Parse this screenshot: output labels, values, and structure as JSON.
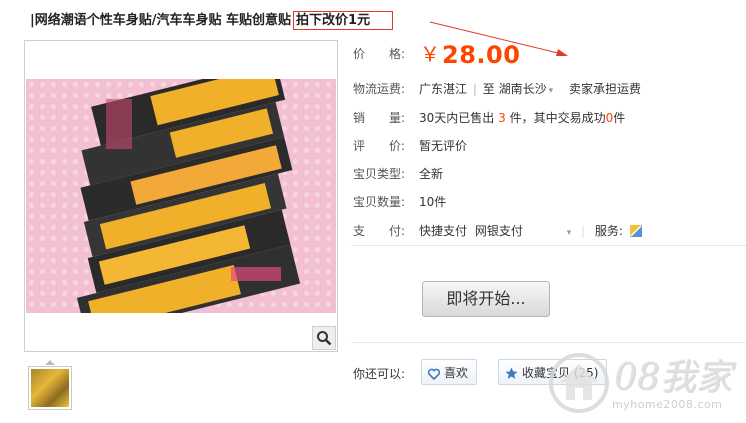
{
  "title": {
    "main": "|网络潮语个性车身贴/汽车车身贴 车贴创意贴",
    "highlight": "拍下改价1元"
  },
  "price": {
    "label": "价　　格:",
    "currency": "￥",
    "value": "28.00"
  },
  "shipping": {
    "label": "物流运费:",
    "from": "广东湛江",
    "separator": "|",
    "to_prefix": "至",
    "to": "湖南长沙",
    "note": "卖家承担运费"
  },
  "sales": {
    "label": "销　　量:",
    "text_a": "30天内已售出",
    "sold": "3",
    "text_b": "件，其中交易成功",
    "success": "0",
    "text_c": "件"
  },
  "rating": {
    "label": "评　　价:",
    "value": "暂无评价"
  },
  "item_type": {
    "label": "宝贝类型:",
    "value": "全新"
  },
  "quantity": {
    "label": "宝贝数量:",
    "value": "10件"
  },
  "payment": {
    "label": "支　　付:",
    "methods": [
      "快捷支付",
      "网银支付"
    ],
    "service_label": "服务:"
  },
  "actions": {
    "buy_label": "即将开始...",
    "you_can": "你还可以:",
    "like_label": "喜欢",
    "collect_label": "收藏宝贝 (25)"
  },
  "watermark": {
    "big": "08我家",
    "small": "myhome2008.com"
  },
  "colors": {
    "price": "#ff4400",
    "highlight_border": "#e23a2a",
    "icon_blue": "#3d78c3"
  }
}
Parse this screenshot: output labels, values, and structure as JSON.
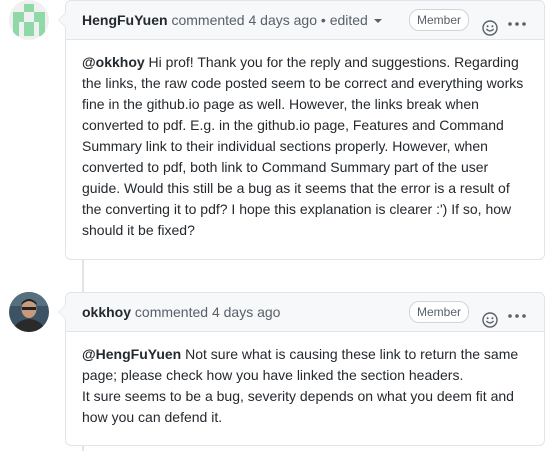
{
  "comments": [
    {
      "author": "HengFuYuen",
      "action": "commented",
      "time": "4 days ago",
      "separator": "•",
      "edited_label": "edited",
      "badge": "Member",
      "mention": "@okkhoy",
      "body": " Hi prof! Thank you for the reply and suggestions. Regarding the links, the raw code posted seem to be correct and everything works fine in the github.io page as well. However, the links break when converted to pdf. E.g. in the github.io page, Features and Command Summary link to their individual sections properly. However, when converted to pdf, both link to Command Summary part of the user guide. Would this still be a bug as it seems that the error is a result of the converting it to pdf? I hope this explanation is clearer :') If so, how should it be fixed?"
    },
    {
      "author": "okkhoy",
      "action": "commented",
      "time": "4 days ago",
      "badge": "Member",
      "mention": "@HengFuYuen",
      "body_line1": " Not sure what is causing these link to return the same page; please check how you have linked the section headers.",
      "body_line2": "It sure seems to be a bug, severity depends on what you deem fit and how you can defend it."
    }
  ],
  "icons": {
    "emoji": "smiley-icon",
    "more": "kebab-horizontal-icon",
    "caret": "triangle-down-icon"
  },
  "colors": {
    "identicon": "#8fd9a8",
    "header_bg": "#f6f8fa",
    "border": "#e1e4e8",
    "muted_text": "#586069"
  }
}
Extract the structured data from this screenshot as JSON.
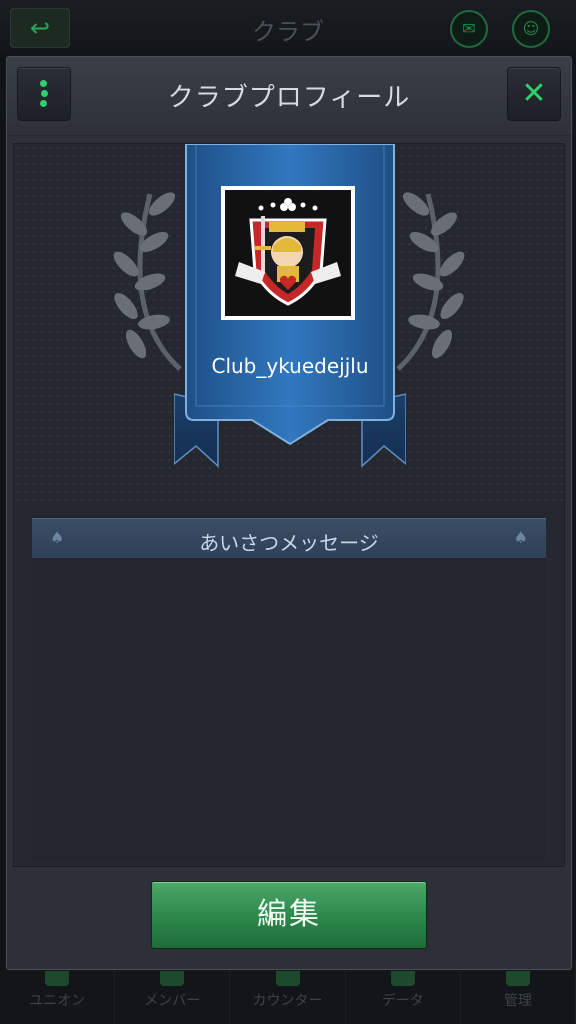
{
  "background": {
    "title": "クラブ",
    "back_icon": "back-arrow-icon",
    "tabs": [
      {
        "label": "ユニオン"
      },
      {
        "label": "メンバー"
      },
      {
        "label": "カウンター"
      },
      {
        "label": "データ"
      },
      {
        "label": "管理"
      }
    ]
  },
  "modal": {
    "title": "クラブプロフィール",
    "menu_icon": "dots-menu-icon",
    "close_icon": "close-icon",
    "close_glyph": "✕"
  },
  "club": {
    "name": "Club_ykuedejjlu",
    "logo": "jack-playing-card-logo"
  },
  "greeting": {
    "title": "あいさつメッセージ",
    "message": ""
  },
  "actions": {
    "edit_label": "編集"
  },
  "colors": {
    "accent_green": "#2fd06a",
    "ribbon_blue": "#2f6fb0",
    "button_green": "#2e8a4c"
  }
}
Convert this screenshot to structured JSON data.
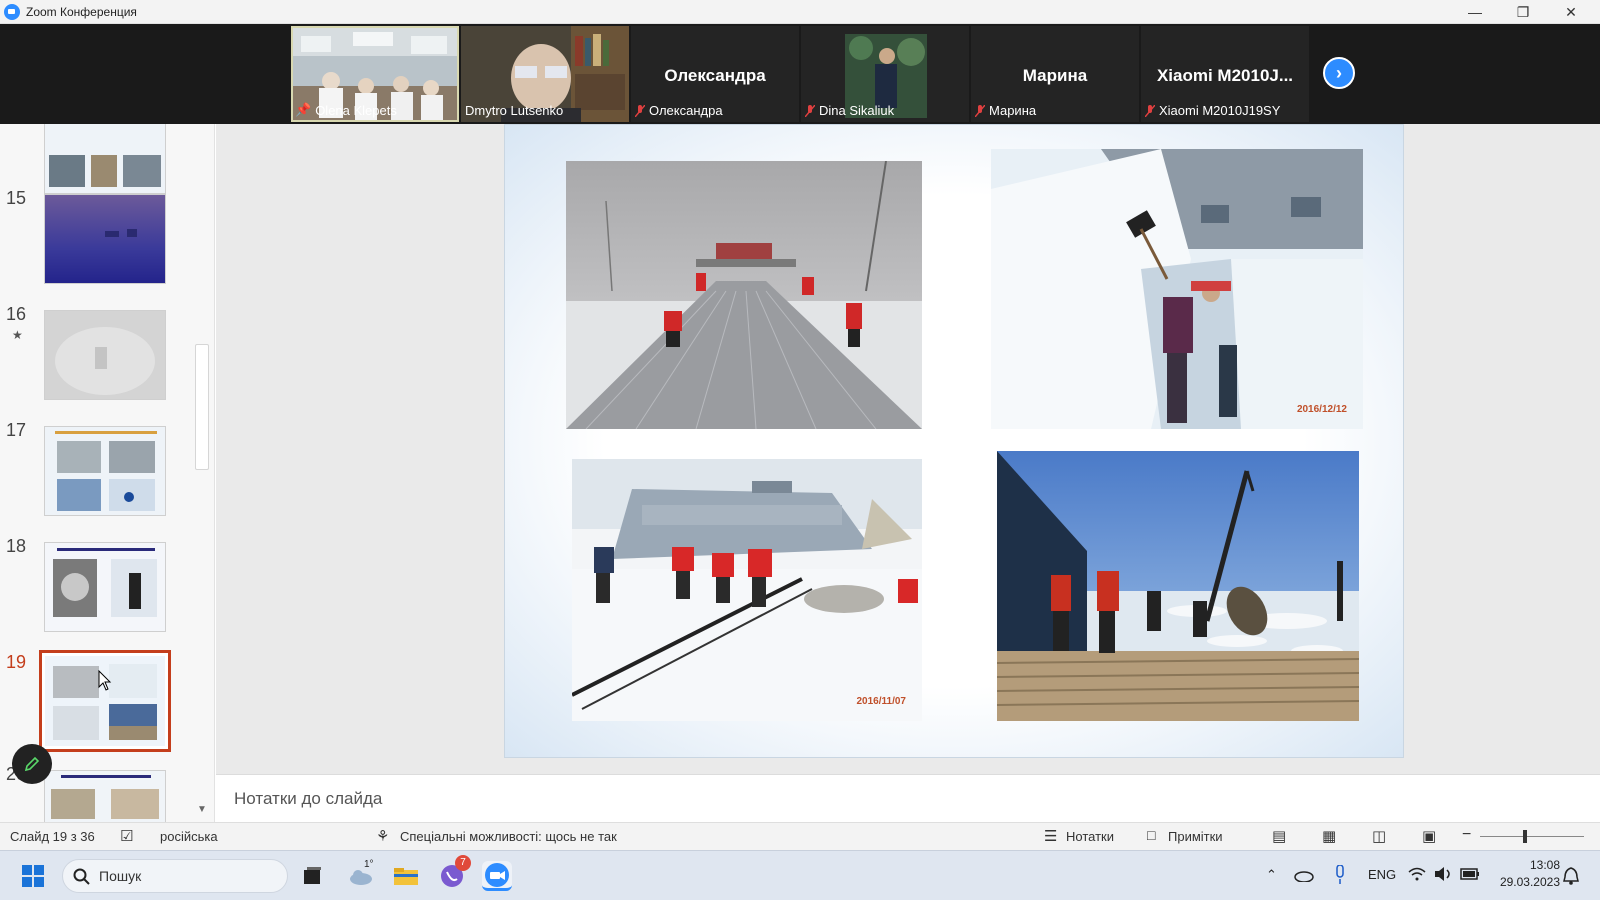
{
  "window": {
    "title": "Zoom Конференция",
    "controls": [
      "minimize",
      "restore",
      "close"
    ]
  },
  "gallery": {
    "participants": [
      {
        "label": "Olena Klepets",
        "has_video": true,
        "pinned": true,
        "active": true
      },
      {
        "label": "Dmytro Lutsenko",
        "has_video": true
      },
      {
        "display": "Олександра",
        "label": "Олександра",
        "has_video": false,
        "muted": true
      },
      {
        "label": "Dina Sikaliuk",
        "has_video": true,
        "muted": true
      },
      {
        "display": "Марина",
        "label": "Марина",
        "has_video": false,
        "muted": true
      },
      {
        "display": "Xiaomi  M2010J...",
        "label": "Xiaomi M2010J19SY",
        "has_video": false,
        "muted": true
      }
    ],
    "next_icon": "chevron-right-icon"
  },
  "slides_panel": {
    "items": [
      {
        "number": "",
        "partial": true
      },
      {
        "number": "15"
      },
      {
        "number": "16",
        "has_animation": true
      },
      {
        "number": "17"
      },
      {
        "number": "18"
      },
      {
        "number": "19",
        "selected": true
      },
      {
        "number": "20",
        "partial": true
      }
    ]
  },
  "slide": {
    "photos": [
      {
        "name": "roof-snow-clearing",
        "date": ""
      },
      {
        "name": "snow-wall-digging",
        "date": "2016/12/12"
      },
      {
        "name": "team-pulling-cable",
        "date": "2016/11/07"
      },
      {
        "name": "crane-on-pier",
        "date": ""
      }
    ]
  },
  "notes": {
    "placeholder": "Нотатки до слайда"
  },
  "statusbar": {
    "slide_counter": "Слайд 19 з 36",
    "language": "російська",
    "accessibility": "Спеціальні можливості: щось не так",
    "notes_button": "Нотатки",
    "comments_button": "Примітки"
  },
  "taskbar": {
    "search_label": "Пошук",
    "weather_temp": "1°",
    "viber_badge": "7",
    "language": "ENG",
    "time": "13:08",
    "date": "29.03.2023"
  },
  "colors": {
    "selection": "#c43e1c",
    "zoom_blue": "#2d8cff",
    "gallery_bg": "#1a1a1a"
  }
}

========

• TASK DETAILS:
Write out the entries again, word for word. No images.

• EXERCISE SOLUTION:
Parse this screenshot: output labels, values, and structure as JSON.
{
  "title": {
    "main": "|网络潮语个性车身贴/汽车车身贴 车贴创意贴",
    "highlight": "拍下改价1元"
  },
  "price": {
    "label": "价　　格:",
    "currency": "￥",
    "value": "28.00"
  },
  "shipping": {
    "label": "物流运费:",
    "from": "广东湛江",
    "separator": "|",
    "to_prefix": "至",
    "to": "湖南长沙",
    "note": "卖家承担运费"
  },
  "sales": {
    "label": "销　　量:",
    "text_a": "30天内已售出",
    "sold": "3",
    "text_b": "件，其中交易成功",
    "success": "0",
    "text_c": "件"
  },
  "rating": {
    "label": "评　　价:",
    "value": "暂无评价"
  },
  "item_type": {
    "label": "宝贝类型:",
    "value": "全新"
  },
  "quantity": {
    "label": "宝贝数量:",
    "value": "10件"
  },
  "payment": {
    "label": "支　　付:",
    "methods": [
      "快捷支付",
      "网银支付"
    ],
    "service_label": "服务:"
  },
  "actions": {
    "buy_label": "即将开始...",
    "you_can": "你还可以:",
    "like_label": "喜欢",
    "collect_label": "收藏宝贝 (25)"
  },
  "watermark": {
    "big": "08我家",
    "small": "myhome2008.com"
  },
  "colors": {
    "price": "#ff4400",
    "highlight_border": "#e23a2a",
    "icon_blue": "#3d78c3"
  }
}
Parse this screenshot: output labels, values, and structure as JSON.
{
  "comments": [
    {
      "author": "HengFuYuen",
      "action": "commented",
      "time": "4 days ago",
      "separator": "•",
      "edited_label": "edited",
      "badge": "Member",
      "mention": "@okkhoy",
      "body": " Hi prof! Thank you for the reply and suggestions. Regarding the links, the raw code posted seem to be correct and everything works fine in the github.io page as well. However, the links break when converted to pdf. E.g. in the github.io page, Features and Command Summary link to their individual sections properly. However, when converted to pdf, both link to Command Summary part of the user guide. Would this still be a bug as it seems that the error is a result of the converting it to pdf? I hope this explanation is clearer :') If so, how should it be fixed?"
    },
    {
      "author": "okkhoy",
      "action": "commented",
      "time": "4 days ago",
      "badge": "Member",
      "mention": "@HengFuYuen",
      "body_line1": " Not sure what is causing these link to return the same page; please check how you have linked the section headers.",
      "body_line2": "It sure seems to be a bug, severity depends on what you deem fit and how you can defend it."
    }
  ],
  "icons": {
    "emoji": "smiley-icon",
    "more": "kebab-horizontal-icon",
    "caret": "triangle-down-icon"
  },
  "colors": {
    "identicon": "#8fd9a8",
    "header_bg": "#f6f8fa",
    "border": "#e1e4e8",
    "muted_text": "#586069"
  }
}
Extract the structured data from this screenshot as JSON.
{
  "background": {
    "title": "クラブ",
    "back_icon": "back-arrow-icon",
    "tabs": [
      {
        "label": "ユニオン"
      },
      {
        "label": "メンバー"
      },
      {
        "label": "カウンター"
      },
      {
        "label": "データ"
      },
      {
        "label": "管理"
      }
    ]
  },
  "modal": {
    "title": "クラブプロフィール",
    "menu_icon": "dots-menu-icon",
    "close_icon": "close-icon",
    "close_glyph": "✕"
  },
  "club": {
    "name": "Club_ykuedejjlu",
    "logo": "jack-playing-card-logo"
  },
  "greeting": {
    "title": "あいさつメッセージ",
    "message": ""
  },
  "actions": {
    "edit_label": "編集"
  },
  "colors": {
    "accent_green": "#2fd06a",
    "ribbon_blue": "#2f6fb0",
    "button_green": "#2e8a4c"
  }
}
Convert this screenshot to structured JSON data.
{
  "window": {
    "title": "Zoom Конференция",
    "controls": [
      "minimize",
      "restore",
      "close"
    ]
  },
  "gallery": {
    "participants": [
      {
        "label": "Olena Klepets",
        "has_video": true,
        "pinned": true,
        "active": true
      },
      {
        "label": "Dmytro Lutsenko",
        "has_video": true
      },
      {
        "display": "Олександра",
        "label": "Олександра",
        "has_video": false,
        "muted": true
      },
      {
        "label": "Dina Sikaliuk",
        "has_video": true,
        "muted": true
      },
      {
        "display": "Марина",
        "label": "Марина",
        "has_video": false,
        "muted": true
      },
      {
        "display": "Xiaomi  M2010J...",
        "label": "Xiaomi M2010J19SY",
        "has_video": false,
        "muted": true
      }
    ],
    "next_icon": "chevron-right-icon"
  },
  "slides_panel": {
    "items": [
      {
        "number": "",
        "partial": true
      },
      {
        "number": "15"
      },
      {
        "number": "16",
        "has_animation": true
      },
      {
        "number": "17"
      },
      {
        "number": "18"
      },
      {
        "number": "19",
        "selected": true
      },
      {
        "number": "20",
        "partial": true
      }
    ]
  },
  "slide": {
    "photos": [
      {
        "name": "roof-snow-clearing",
        "date": ""
      },
      {
        "name": "snow-wall-digging",
        "date": "2016/12/12"
      },
      {
        "name": "team-pulling-cable",
        "date": "2016/11/07"
      },
      {
        "name": "crane-on-pier",
        "date": ""
      }
    ]
  },
  "notes": {
    "placeholder": "Нотатки до слайда"
  },
  "statusbar": {
    "slide_counter": "Слайд 19 з 36",
    "language": "російська",
    "accessibility": "Спеціальні можливості: щось не так",
    "notes_button": "Нотатки",
    "comments_button": "Примітки"
  },
  "taskbar": {
    "search_label": "Пошук",
    "weather_temp": "1°",
    "viber_badge": "7",
    "language": "ENG",
    "time": "13:08",
    "date": "29.03.2023"
  },
  "colors": {
    "selection": "#c43e1c",
    "zoom_blue": "#2d8cff",
    "gallery_bg": "#1a1a1a"
  }
}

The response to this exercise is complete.